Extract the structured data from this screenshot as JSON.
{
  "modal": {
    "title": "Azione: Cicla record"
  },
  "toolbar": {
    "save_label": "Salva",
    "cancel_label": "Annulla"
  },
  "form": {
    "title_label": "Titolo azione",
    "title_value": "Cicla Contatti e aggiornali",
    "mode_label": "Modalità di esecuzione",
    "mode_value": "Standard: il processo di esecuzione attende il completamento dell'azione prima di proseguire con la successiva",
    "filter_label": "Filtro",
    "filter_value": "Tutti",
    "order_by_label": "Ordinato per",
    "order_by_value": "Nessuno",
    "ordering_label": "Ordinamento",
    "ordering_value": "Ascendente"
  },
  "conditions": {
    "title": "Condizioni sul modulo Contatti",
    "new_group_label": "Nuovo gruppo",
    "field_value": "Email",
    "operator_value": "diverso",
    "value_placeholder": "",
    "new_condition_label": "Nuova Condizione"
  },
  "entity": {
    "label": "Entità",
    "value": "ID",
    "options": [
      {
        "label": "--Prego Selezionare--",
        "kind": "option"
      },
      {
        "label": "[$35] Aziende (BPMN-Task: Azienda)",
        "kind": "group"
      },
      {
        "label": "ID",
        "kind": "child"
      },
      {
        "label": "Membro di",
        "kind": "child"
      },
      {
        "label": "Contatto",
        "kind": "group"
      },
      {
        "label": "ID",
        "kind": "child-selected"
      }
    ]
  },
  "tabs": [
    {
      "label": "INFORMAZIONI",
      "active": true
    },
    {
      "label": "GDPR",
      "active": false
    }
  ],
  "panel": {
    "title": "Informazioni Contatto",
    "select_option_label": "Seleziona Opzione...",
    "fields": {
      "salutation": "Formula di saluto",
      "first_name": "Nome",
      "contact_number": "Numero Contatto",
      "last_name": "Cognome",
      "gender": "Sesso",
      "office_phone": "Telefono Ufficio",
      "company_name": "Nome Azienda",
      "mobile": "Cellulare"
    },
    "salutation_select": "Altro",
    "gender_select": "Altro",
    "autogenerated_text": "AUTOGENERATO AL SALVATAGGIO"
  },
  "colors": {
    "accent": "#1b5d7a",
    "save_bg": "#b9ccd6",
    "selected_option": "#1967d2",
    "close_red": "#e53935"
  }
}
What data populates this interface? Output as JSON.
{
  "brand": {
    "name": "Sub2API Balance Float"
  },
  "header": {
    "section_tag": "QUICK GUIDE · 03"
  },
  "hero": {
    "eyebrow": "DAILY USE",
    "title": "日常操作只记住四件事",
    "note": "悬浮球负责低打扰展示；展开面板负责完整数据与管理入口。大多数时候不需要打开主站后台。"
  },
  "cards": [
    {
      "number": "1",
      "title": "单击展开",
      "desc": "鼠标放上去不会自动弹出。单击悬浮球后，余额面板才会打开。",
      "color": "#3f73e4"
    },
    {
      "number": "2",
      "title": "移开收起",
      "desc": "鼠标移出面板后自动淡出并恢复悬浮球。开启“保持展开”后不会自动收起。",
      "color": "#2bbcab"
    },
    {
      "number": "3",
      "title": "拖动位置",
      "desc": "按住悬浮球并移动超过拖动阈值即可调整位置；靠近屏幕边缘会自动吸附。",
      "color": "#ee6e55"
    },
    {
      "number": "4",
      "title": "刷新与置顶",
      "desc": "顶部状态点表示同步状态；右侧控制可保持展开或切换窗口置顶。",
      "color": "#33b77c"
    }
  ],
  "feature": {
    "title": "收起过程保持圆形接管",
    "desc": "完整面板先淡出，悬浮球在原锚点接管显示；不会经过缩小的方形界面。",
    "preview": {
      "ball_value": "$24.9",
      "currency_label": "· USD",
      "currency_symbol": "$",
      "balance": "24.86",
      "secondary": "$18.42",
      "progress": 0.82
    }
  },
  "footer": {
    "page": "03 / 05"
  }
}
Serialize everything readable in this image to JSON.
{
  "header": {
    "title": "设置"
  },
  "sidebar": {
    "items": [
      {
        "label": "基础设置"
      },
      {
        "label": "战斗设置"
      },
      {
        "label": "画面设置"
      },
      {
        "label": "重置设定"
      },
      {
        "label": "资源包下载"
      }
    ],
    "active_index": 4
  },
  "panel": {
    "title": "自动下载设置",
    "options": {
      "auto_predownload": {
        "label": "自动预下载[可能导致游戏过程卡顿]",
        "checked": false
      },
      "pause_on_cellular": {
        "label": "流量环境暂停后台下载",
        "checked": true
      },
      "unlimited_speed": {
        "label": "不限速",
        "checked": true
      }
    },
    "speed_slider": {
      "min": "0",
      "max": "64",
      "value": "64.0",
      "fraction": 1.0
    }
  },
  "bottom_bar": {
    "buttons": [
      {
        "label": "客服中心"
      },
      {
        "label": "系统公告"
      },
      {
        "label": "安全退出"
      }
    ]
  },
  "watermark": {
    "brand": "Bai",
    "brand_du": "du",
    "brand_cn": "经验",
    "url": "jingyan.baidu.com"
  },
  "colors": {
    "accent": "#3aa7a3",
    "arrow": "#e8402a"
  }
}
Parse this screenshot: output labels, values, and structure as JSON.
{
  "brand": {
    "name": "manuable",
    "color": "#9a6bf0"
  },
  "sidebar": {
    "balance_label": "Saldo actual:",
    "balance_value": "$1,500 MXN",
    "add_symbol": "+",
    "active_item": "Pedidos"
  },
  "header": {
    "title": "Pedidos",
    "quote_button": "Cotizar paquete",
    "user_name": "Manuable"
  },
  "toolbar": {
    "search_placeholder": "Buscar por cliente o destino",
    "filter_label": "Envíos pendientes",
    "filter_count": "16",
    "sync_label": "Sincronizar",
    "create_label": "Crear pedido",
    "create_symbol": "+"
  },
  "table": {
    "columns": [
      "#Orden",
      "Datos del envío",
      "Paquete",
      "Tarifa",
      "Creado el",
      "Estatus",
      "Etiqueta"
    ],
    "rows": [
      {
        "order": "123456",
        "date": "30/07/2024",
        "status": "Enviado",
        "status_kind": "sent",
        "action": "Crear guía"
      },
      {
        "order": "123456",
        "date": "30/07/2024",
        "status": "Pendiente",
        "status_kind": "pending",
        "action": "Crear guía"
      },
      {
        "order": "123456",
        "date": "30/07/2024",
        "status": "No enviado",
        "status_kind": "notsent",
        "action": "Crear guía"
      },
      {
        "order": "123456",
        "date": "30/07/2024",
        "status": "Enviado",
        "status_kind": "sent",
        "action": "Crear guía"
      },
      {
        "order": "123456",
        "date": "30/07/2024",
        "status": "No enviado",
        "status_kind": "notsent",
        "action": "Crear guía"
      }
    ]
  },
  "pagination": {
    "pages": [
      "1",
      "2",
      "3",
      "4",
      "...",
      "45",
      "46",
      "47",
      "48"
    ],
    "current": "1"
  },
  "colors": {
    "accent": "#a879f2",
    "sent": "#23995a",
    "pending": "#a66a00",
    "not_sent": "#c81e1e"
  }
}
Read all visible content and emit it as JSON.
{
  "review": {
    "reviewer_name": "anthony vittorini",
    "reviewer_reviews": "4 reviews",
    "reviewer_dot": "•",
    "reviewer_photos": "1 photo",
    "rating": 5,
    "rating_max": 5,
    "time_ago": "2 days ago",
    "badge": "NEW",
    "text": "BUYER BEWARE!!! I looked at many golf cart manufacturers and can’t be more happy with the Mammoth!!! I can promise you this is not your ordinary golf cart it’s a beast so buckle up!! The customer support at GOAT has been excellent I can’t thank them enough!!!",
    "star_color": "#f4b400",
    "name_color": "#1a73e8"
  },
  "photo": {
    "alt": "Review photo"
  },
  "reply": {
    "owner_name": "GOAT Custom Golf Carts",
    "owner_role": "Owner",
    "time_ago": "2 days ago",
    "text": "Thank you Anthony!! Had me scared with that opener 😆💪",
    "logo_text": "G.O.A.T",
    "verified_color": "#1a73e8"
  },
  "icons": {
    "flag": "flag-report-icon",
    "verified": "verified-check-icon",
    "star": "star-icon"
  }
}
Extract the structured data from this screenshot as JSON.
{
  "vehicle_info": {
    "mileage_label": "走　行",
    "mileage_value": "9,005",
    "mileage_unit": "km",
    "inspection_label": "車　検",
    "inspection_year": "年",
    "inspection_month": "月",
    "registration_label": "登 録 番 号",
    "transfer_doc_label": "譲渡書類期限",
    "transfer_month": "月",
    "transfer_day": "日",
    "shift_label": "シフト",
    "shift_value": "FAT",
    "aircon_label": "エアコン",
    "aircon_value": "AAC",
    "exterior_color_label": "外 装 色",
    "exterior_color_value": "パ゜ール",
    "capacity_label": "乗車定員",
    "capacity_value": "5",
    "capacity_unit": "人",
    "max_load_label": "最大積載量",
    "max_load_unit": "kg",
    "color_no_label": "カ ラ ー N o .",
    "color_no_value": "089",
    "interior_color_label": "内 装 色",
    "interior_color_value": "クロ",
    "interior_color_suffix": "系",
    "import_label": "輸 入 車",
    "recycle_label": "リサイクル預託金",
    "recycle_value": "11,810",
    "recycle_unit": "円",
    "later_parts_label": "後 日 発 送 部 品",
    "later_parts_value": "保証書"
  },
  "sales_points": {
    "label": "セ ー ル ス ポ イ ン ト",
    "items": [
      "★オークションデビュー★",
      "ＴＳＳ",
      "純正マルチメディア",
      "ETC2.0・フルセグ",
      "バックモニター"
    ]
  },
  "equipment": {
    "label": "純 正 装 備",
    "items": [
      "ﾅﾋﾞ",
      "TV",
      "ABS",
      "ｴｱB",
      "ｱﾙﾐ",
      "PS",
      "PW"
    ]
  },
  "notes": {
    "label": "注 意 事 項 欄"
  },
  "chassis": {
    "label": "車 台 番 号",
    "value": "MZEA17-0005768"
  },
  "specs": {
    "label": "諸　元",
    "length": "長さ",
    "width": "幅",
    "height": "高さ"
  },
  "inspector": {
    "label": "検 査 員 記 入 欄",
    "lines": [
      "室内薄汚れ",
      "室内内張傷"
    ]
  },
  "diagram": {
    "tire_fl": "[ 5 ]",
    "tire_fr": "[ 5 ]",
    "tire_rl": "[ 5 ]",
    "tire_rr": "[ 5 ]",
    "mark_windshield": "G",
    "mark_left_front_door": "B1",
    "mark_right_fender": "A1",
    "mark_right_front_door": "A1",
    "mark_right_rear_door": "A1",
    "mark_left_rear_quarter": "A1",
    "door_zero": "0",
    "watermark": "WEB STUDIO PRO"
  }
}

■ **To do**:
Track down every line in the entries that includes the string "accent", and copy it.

■ **Reply**:
    "accent": "#1b5d7a",
    "accent": "#3aa7a3",
    "accent": "#a879f2",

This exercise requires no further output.